Mehryl Levisse on Making Art that Makes You Think

When we found out about Mehryl Levisse’s Birds of a feather fly together, we knew we had to share his work with our readers. He pushes boundaries, requiring us to think outside the walls we build up. Lines are blurred and things start to feel more connected. Life becomes more provocative and romantic.

Between his busy travel schedule, Mehryl took a moment to tell us a bit about his background, process and why he does what he does… and we couldn’t be more inspired.  

What’s your background? More specifically, where did you grow up?  

I grew up in Champagne Ardenne, in the North East of France. Even though I now live in Paris and spent three years in Morocco this era still influences my work a lot. It’s one of the oldest régions of France, with much history! The decrepit mansions of this area are full of memories for me. I love these caulk atmospheres — it’s eerie and reassuring at the same time. The pattern of the wallpaper I made for Birds of a feather fly together is a photograph I took of the woods in Champagnes Ardennes. I turned the picture into what could be a lovely reverie as much as a weird nightmare by covering the gallery in wallpaper. I am inviting New York into my story. It’s like opening my diary.

How did you fall into the art world?

I have a background in dancing and studied art as well.

Where does your creativity come from?

Everything! It can be a movie as much as my great great aunts who were professional mourners, which mean they were paid to pray at funerals of people they did not know.  

Bodies inspire my practice: mine, those of others, my relatives and close friends. This “obsession” comes from my background in dancing. My bodies often appear as hunting trophies. They are slightly bullied but also worshiped — begging the question: Are they posing on an altar, or on a butcher’s block? I am also very inspired by domestic spaces, especially the ones from my family in Champagne Ardennes and in Italy. Usually when I create an image, I imagine it in my head and realize that some of the details and pieces of furniture are things I know, that I’ve seen before. Then begins the quest of finding those things to compose the set for the pictures.

Why do you do what you do?

I have an urge for movement. After practicing dance for 20 years, I could have become a choreographer. Instead of my initial plan, I chose to dedicate myself to visual arts when I understood art could easily use my dancing background and satisfy my need of movement. At the time I had no idea dancing could also use my love for art.

Does your art tell a story?

Yes, it tells the story of my family. And it also tells mine. Bodies are the main subject of my photographs. It can be mine or the ones of my close relatives. Since my body is very present in my work, I see my work as a way to document the evolution of my body.

How do you personally relate to and connect with your latest series?

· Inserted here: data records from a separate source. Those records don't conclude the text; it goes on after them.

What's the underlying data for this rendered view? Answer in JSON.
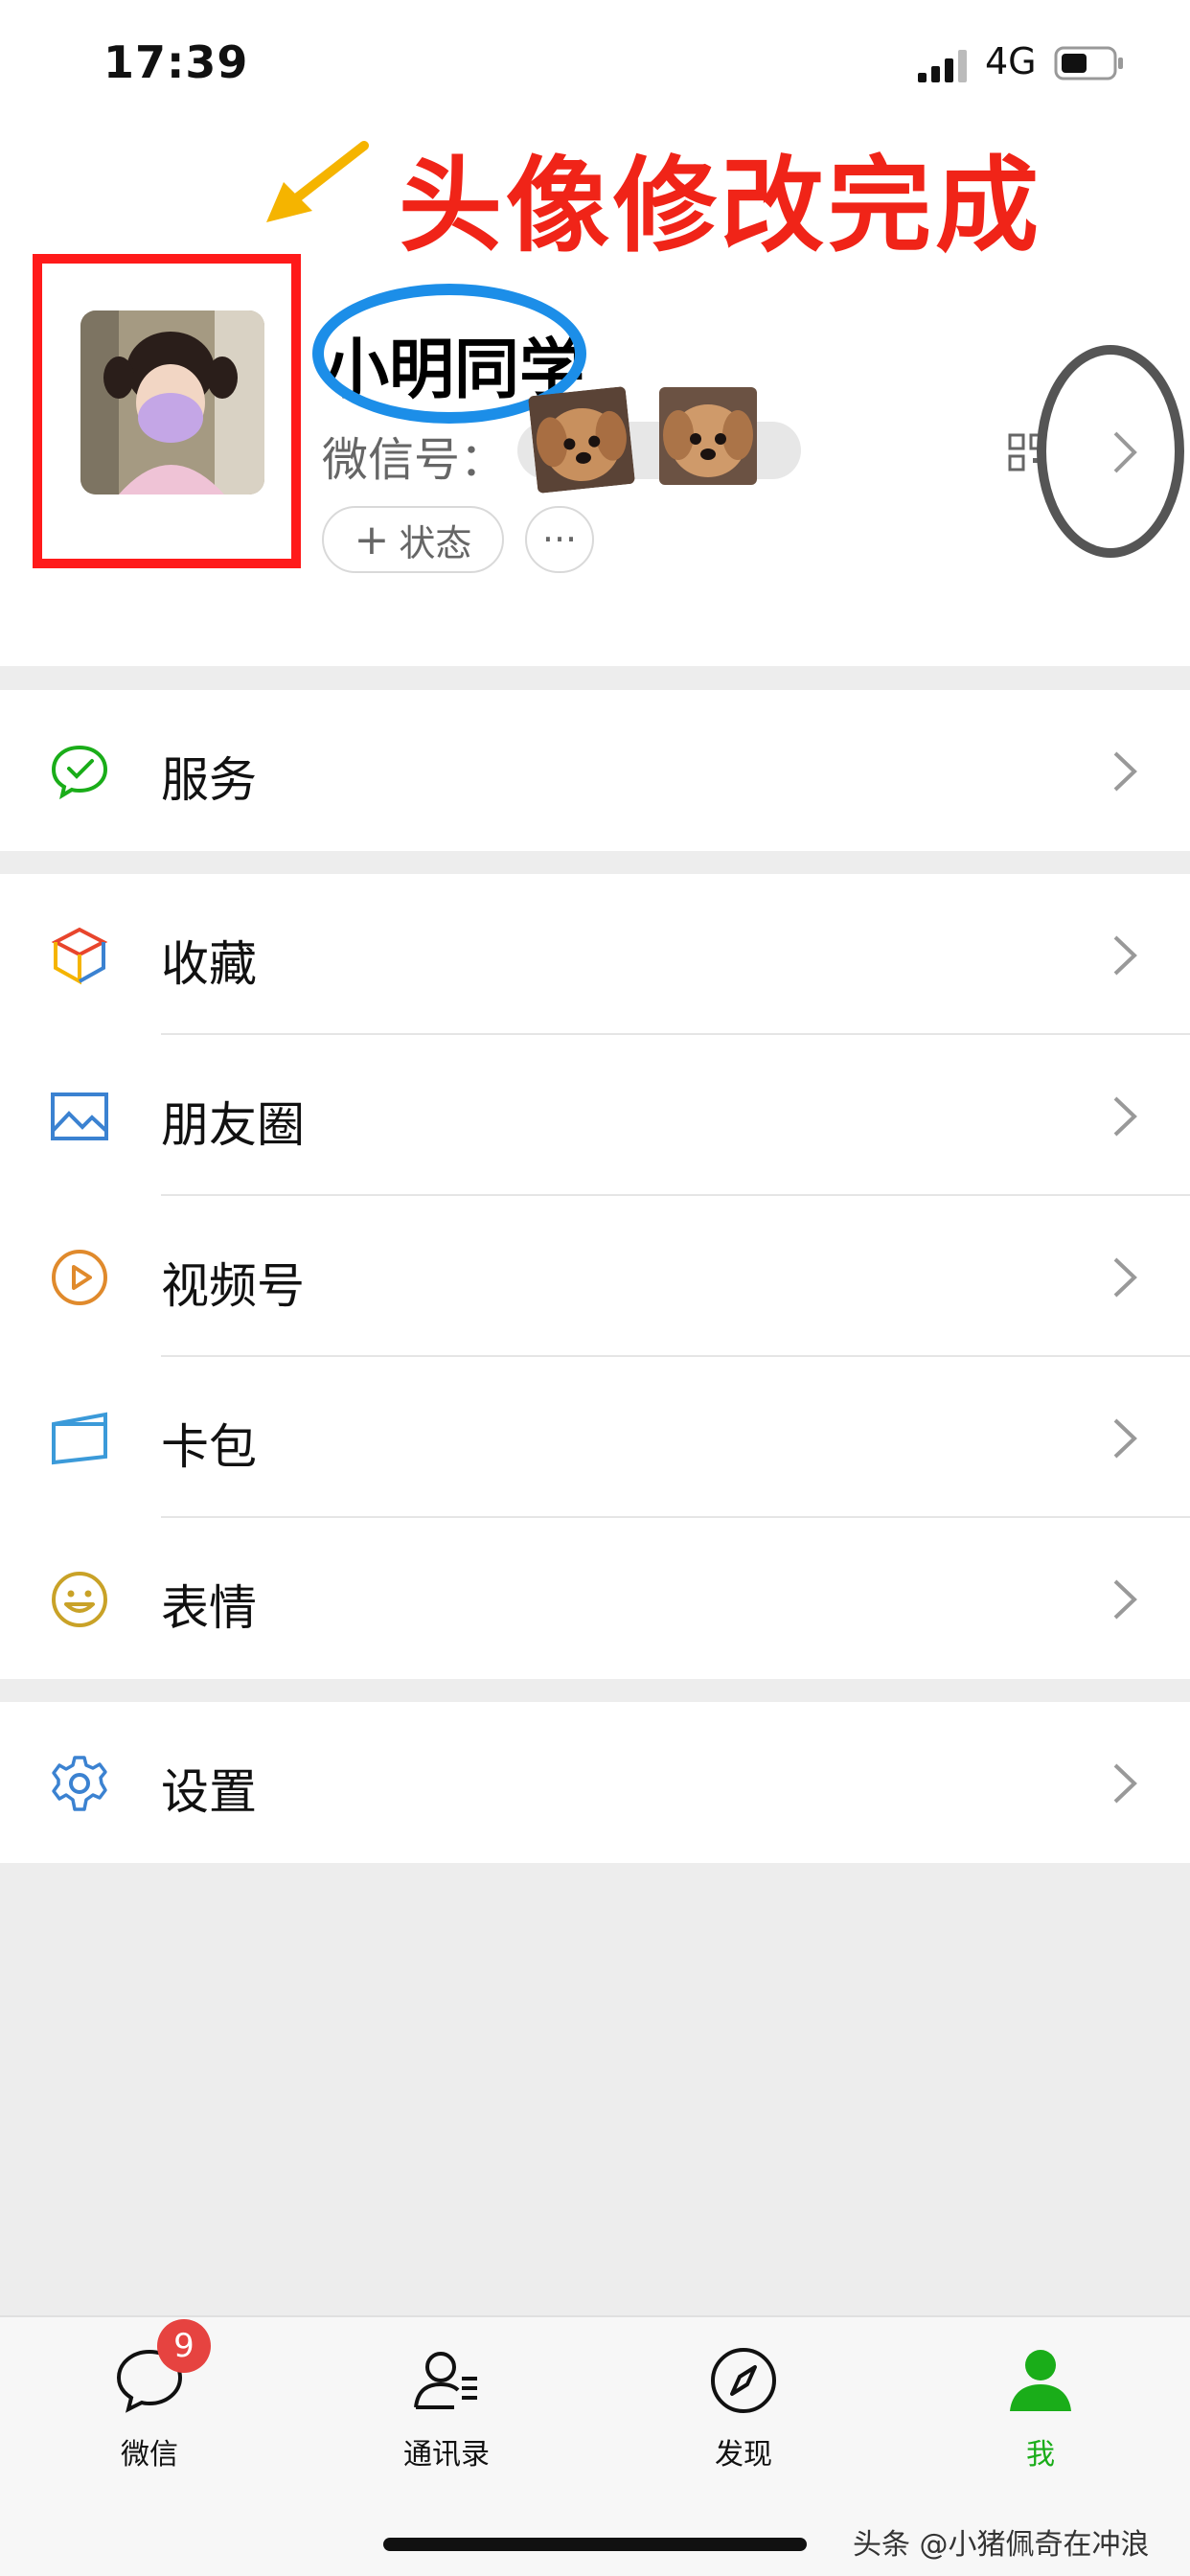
{
  "status_bar": {
    "time": "17:39",
    "network": "4G"
  },
  "annotation": {
    "title": "头像修改完成"
  },
  "profile": {
    "nickname": "小明同学",
    "wechat_id_label": "微信号：",
    "status_button_label": "状态",
    "more_button_label": "···"
  },
  "menu_groups": [
    {
      "items": [
        {
          "label": "服务",
          "icon": "services-icon"
        }
      ]
    },
    {
      "items": [
        {
          "label": "收藏",
          "icon": "favorites-icon"
        },
        {
          "label": "朋友圈",
          "icon": "moments-icon"
        },
        {
          "label": "视频号",
          "icon": "channels-icon"
        },
        {
          "label": "卡包",
          "icon": "card-wallet-icon"
        },
        {
          "label": "表情",
          "icon": "stickers-icon"
        }
      ]
    },
    {
      "items": [
        {
          "label": "设置",
          "icon": "settings-icon"
        }
      ]
    }
  ],
  "tabbar": {
    "tabs": [
      {
        "label": "微信",
        "icon": "chat-icon",
        "badge": "9"
      },
      {
        "label": "通讯录",
        "icon": "contacts-icon"
      },
      {
        "label": "发现",
        "icon": "discover-icon"
      },
      {
        "label": "我",
        "icon": "me-icon",
        "active": true
      }
    ]
  },
  "watermark": "头条 @小猪佩奇在冲浪",
  "colors": {
    "accent_green": "#1aad19",
    "annotation_red": "#f02418",
    "annotation_blue": "#1c8ee8",
    "badge_red": "#e64340"
  }
}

It’s my first solo in NY so one of my goals was to introduce the audience to several aspects of my work — to immerse visitors into my world. One of the keys to my practice is that I often reuse something from a previous work for the next piece. One can find common details between my pictures, masks and performances, may it be a pose, a prop I created, or a fabric I am using. All of my artworks have something in common with a prior work. The performance work Présence was a new step.

What other forms of self expression and creativity do you gravitate towards?

Dancing!

Do you ever feel vulnerable sharing your work? If so, what are ways you move past your fear?

Yes I do. I am anxious and excited at the same time. I fear the audience does not understand what my work is about. I usually hardly eat anything until after the opening. But I double check every detail of the show and work a lot to move past my fear.

Comment